‘God has allowed me to turn that pain into purpose’ | Ahmaud Arbery’s mother hopes to help other young Black men and boys with their mental health
Wanda Cooper-Jones said her son struggled with his mental health before being murdered in 2020. She wants to help others through the Ahmaud Arbery Foundation.
ATLANTA — Before being murdered in 2020, Ahmaud Arbery’s mom said her son struggled with his mental health. Now, she’s on a mission to help other young Black men and boys like Ahmaud.
Wanda Cooper-Jones, Ahmaud’s mother, has a memorial room at her home with pictures of her son looking down.
“I still have my bad days,” Cooper-Jones said, adding later, “Ahmaud was love. He was witty. Ahmaud loved to make you laugh.”
The heartbreak is still raw for Cooper-Jones more than three years after her son’s murder.
It turns out Ahmaud was a lot like many of us.
“A lot of you probably didn’t know this when we were going through all the trials and all the press, but Ahmaud was having some mental health challenges. He chose running as his therapy,” Cooper-Jones said.
“I think it’s very important the foundation brings those resources to Black boys. Obviously, boys who look like Ahmaud and are having the same challenges Ahmaud was having,” Cooper-Jones said.
Ahmaud Arbery was murdered while out for a jog more than three years ago. His mom, Wanda Cooper-Jones, started the @AhmaudThe Foundation in his honor.

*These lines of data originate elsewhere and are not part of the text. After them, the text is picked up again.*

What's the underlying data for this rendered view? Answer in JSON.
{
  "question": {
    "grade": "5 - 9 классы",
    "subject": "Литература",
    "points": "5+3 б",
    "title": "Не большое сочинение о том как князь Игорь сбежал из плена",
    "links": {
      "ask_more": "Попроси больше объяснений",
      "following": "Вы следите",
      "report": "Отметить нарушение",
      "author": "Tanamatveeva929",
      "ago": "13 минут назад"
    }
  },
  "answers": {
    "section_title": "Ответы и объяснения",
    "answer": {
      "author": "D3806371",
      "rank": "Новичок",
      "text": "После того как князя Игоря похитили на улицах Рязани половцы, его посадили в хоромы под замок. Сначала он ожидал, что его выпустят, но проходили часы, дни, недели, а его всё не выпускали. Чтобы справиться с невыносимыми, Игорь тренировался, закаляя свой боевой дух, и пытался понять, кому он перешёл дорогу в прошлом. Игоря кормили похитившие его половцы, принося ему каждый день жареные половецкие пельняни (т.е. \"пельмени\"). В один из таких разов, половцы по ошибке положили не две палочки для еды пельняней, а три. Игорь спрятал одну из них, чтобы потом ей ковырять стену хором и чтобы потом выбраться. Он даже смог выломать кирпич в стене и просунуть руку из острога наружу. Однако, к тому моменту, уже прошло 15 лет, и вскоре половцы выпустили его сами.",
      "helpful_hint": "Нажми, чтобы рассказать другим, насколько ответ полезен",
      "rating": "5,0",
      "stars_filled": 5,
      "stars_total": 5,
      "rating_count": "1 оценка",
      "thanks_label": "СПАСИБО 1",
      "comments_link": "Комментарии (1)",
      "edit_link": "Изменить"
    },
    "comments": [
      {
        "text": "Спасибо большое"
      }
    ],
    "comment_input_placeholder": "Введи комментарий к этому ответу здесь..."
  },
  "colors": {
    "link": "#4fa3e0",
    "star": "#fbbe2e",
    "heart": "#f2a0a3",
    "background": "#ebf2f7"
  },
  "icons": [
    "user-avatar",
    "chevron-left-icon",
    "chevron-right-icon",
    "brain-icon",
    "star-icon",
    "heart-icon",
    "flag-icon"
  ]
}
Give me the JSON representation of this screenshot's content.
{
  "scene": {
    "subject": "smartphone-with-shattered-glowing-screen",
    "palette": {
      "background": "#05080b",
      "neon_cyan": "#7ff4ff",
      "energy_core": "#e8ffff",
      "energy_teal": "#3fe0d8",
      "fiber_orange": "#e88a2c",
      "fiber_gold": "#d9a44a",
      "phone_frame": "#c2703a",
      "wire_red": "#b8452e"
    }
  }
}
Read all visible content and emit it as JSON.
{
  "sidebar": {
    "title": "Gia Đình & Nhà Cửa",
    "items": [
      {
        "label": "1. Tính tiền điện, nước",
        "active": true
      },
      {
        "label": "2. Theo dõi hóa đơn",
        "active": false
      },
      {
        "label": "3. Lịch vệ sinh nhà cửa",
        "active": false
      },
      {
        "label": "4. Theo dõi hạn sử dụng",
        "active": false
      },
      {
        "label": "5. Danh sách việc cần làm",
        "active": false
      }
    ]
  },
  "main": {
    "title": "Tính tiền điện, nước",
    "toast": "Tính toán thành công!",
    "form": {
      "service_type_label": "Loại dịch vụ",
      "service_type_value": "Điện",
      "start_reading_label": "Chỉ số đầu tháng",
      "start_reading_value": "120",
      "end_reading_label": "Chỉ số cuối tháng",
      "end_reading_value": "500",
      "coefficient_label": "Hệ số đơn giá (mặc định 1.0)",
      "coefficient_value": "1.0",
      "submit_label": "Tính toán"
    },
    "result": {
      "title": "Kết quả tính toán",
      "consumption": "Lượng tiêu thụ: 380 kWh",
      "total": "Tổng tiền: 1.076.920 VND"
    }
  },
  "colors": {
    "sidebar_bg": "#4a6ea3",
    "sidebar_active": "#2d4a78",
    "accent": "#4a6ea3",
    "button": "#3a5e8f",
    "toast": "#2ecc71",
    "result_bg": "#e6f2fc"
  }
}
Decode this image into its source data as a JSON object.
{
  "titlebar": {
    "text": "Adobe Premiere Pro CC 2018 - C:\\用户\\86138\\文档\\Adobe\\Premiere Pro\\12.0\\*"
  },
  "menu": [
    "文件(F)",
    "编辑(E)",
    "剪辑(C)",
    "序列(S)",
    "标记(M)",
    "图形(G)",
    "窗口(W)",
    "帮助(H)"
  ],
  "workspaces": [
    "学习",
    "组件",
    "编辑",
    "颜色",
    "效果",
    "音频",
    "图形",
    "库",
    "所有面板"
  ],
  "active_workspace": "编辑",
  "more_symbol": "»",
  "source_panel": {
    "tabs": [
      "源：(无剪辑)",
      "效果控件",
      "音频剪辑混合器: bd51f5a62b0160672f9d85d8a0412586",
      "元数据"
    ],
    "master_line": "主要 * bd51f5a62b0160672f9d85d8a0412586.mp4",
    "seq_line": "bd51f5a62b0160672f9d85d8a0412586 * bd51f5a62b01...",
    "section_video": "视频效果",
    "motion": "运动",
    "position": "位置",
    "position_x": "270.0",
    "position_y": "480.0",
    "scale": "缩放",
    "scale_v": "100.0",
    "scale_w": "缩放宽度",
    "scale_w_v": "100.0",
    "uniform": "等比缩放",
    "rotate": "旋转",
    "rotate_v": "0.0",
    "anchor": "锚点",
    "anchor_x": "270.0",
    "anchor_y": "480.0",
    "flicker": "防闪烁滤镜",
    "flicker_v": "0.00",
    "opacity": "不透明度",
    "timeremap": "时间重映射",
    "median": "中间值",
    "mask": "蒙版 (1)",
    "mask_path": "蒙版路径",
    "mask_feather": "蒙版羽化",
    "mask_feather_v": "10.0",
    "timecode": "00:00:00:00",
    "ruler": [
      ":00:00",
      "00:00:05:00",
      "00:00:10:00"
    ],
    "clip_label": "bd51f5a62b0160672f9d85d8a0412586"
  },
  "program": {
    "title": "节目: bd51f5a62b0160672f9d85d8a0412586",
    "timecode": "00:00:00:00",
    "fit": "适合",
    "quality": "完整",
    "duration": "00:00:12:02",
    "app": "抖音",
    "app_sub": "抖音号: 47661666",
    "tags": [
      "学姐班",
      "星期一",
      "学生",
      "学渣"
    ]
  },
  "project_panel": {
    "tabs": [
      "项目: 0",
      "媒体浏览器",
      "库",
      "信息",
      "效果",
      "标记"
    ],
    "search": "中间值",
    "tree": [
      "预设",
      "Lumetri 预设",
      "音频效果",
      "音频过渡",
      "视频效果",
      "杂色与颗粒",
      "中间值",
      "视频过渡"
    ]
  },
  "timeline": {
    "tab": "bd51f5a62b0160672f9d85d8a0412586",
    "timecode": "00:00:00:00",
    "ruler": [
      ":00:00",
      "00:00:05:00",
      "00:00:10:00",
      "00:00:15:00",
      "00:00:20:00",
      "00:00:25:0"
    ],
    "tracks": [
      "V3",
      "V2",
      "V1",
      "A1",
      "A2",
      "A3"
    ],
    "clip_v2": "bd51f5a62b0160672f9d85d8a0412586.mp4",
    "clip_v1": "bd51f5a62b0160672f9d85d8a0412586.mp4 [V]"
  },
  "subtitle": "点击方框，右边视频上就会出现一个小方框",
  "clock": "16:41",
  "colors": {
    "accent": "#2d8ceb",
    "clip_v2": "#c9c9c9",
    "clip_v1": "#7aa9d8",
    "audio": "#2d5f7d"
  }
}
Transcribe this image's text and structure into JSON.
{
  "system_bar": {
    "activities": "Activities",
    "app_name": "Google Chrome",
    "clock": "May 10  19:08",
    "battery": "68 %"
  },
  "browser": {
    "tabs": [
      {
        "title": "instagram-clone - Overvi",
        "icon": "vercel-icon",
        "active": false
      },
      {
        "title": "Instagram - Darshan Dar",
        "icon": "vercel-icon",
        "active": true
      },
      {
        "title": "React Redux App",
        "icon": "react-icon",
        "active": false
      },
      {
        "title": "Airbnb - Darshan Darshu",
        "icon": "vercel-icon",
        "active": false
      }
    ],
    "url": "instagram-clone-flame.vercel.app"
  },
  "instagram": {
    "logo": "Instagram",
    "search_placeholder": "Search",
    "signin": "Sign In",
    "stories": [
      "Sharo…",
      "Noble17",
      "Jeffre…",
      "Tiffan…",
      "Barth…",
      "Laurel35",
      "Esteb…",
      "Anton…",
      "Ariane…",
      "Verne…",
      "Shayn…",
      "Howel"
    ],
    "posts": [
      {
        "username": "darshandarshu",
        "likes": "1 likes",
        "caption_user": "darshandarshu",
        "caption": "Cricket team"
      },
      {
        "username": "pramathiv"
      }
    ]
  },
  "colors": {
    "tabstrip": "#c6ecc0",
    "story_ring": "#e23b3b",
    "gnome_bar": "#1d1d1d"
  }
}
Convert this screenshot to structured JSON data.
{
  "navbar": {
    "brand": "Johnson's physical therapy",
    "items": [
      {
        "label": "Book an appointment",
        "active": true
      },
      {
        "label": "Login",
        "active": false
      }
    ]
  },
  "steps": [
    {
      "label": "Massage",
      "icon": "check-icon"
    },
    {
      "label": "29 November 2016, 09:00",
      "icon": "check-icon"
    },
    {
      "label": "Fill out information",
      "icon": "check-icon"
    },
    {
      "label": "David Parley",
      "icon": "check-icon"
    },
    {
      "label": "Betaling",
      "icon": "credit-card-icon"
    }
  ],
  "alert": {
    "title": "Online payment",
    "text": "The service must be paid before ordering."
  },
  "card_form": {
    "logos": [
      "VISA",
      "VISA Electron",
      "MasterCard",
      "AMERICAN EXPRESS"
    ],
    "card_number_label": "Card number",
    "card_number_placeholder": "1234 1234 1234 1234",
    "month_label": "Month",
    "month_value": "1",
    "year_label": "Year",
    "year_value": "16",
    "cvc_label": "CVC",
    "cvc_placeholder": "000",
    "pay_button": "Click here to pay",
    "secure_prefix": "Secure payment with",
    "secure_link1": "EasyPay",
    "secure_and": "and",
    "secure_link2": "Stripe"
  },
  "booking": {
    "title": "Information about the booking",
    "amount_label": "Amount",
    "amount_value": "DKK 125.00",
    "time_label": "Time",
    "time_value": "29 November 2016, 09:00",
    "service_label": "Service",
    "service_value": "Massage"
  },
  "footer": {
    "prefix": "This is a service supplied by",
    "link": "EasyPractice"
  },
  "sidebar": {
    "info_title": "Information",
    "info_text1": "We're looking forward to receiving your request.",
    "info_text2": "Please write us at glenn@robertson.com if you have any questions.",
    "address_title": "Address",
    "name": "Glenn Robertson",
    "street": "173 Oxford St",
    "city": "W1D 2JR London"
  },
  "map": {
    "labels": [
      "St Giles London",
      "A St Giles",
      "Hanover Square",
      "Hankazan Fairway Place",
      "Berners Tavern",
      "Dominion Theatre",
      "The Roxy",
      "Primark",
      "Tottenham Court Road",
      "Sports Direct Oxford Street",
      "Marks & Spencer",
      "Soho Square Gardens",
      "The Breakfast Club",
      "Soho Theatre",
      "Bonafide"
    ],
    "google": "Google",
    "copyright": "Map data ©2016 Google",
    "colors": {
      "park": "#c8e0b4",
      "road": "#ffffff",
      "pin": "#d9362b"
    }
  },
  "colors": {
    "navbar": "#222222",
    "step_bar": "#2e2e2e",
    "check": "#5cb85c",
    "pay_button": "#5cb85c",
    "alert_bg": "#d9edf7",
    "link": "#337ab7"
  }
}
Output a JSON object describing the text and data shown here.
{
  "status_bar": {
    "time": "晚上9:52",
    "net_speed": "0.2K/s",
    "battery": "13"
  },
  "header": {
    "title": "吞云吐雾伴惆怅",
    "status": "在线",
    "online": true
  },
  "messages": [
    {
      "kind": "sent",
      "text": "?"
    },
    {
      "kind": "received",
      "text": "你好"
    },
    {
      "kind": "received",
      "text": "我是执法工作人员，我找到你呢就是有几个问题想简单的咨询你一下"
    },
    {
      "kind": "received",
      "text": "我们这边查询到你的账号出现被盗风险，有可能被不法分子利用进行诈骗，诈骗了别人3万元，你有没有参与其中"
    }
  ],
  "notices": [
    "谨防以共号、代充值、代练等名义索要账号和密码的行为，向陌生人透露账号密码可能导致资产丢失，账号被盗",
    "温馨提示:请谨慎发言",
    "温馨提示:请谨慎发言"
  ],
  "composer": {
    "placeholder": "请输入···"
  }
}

She says plans are in the works to provide mental health services and mentoring to Black boys & men in metro Atlanta@11AliveNewspic.twitter.com/9stPv8X7p2
Ahmaud’s mother said he was known for his smile and generosity, and soon, more young Black men will also get to have a smile on their faces in his honor.
“I’m looking forward to actually pitching the foundation to a local metro Atlanta school district in the area about coming in and giving some resources as far as for mental health, tutoring, and mentoring to some of the guys,” Cooper-Jones said.
Cooper-Jones hopes to kick off the program in a local school district in August and take the boys on a retreat in 2024.
“I lost Ahmaud in a very tragic situation, but God has allowed me to turn that pain into purpose,” Cooper-Jones said. “Ahmaud would be pleased. If Ahmaud met a man with no shirt, he would leave with Ahmaud’s shirt. Ahmaud was a giver.”
Ahmaud’s legacy of giving continues as his mother hopes to make a difference in the lives of young men who look like her son.